• _PROBLEM TO WORK ON_: Omit the images, then print each record below exactly as it reads.

--- TASK DATA ---

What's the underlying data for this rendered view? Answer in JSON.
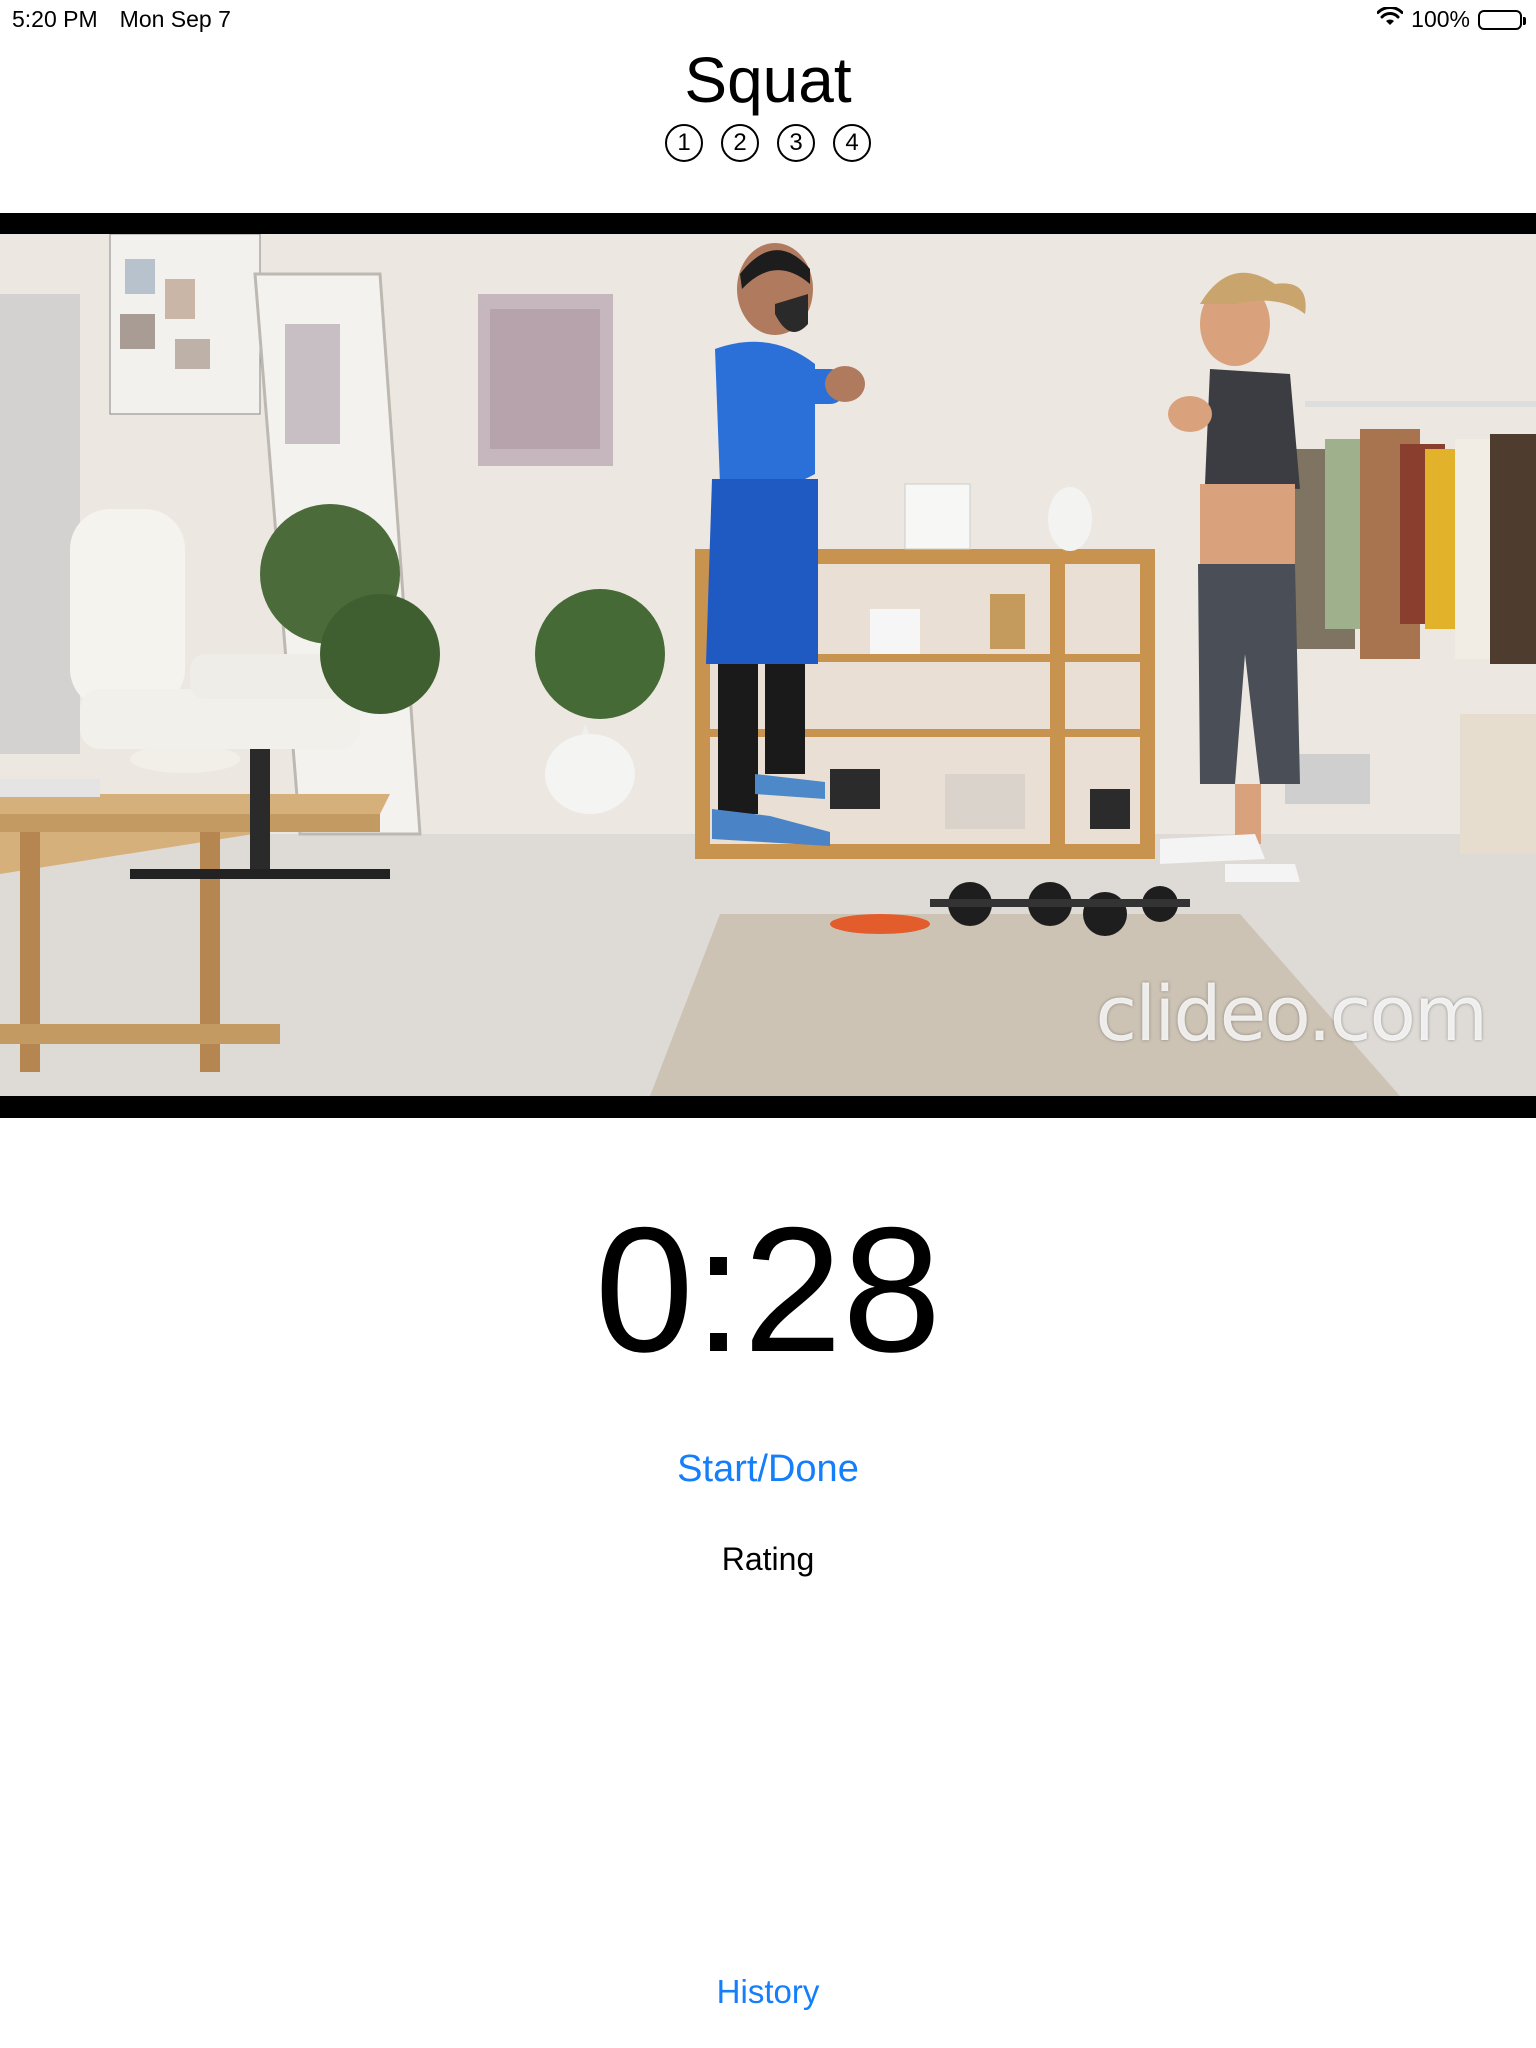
{
  "status_bar": {
    "time": "5:20 PM",
    "date": "Mon Sep 7",
    "battery": "100%",
    "icons": [
      "wifi-icon",
      "battery-icon"
    ]
  },
  "exercise": {
    "title": "Squat",
    "steps": [
      "1",
      "2",
      "3",
      "4"
    ]
  },
  "video": {
    "watermark": "clideo.com"
  },
  "timer": {
    "value": "0:28"
  },
  "actions": {
    "start_done_label": "Start/Done",
    "rating_label": "Rating",
    "history_label": "History"
  },
  "colors": {
    "accent": "#147efb",
    "text": "#000000",
    "background": "#ffffff"
  }
}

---

• _ANSWER SECTION_:
What's the underlying data for this rendered view? Answer in JSON.
{
  "status_bar": {
    "time": "5:20 PM",
    "date": "Mon Sep 7",
    "battery": "100%",
    "icons": [
      "wifi-icon",
      "battery-icon"
    ]
  },
  "exercise": {
    "title": "Squat",
    "steps": [
      "1",
      "2",
      "3",
      "4"
    ]
  },
  "video": {
    "watermark": "clideo.com"
  },
  "timer": {
    "value": "0:28"
  },
  "actions": {
    "start_done_label": "Start/Done",
    "rating_label": "Rating",
    "history_label": "History"
  },
  "colors": {
    "accent": "#147efb",
    "text": "#000000",
    "background": "#ffffff"
  }
}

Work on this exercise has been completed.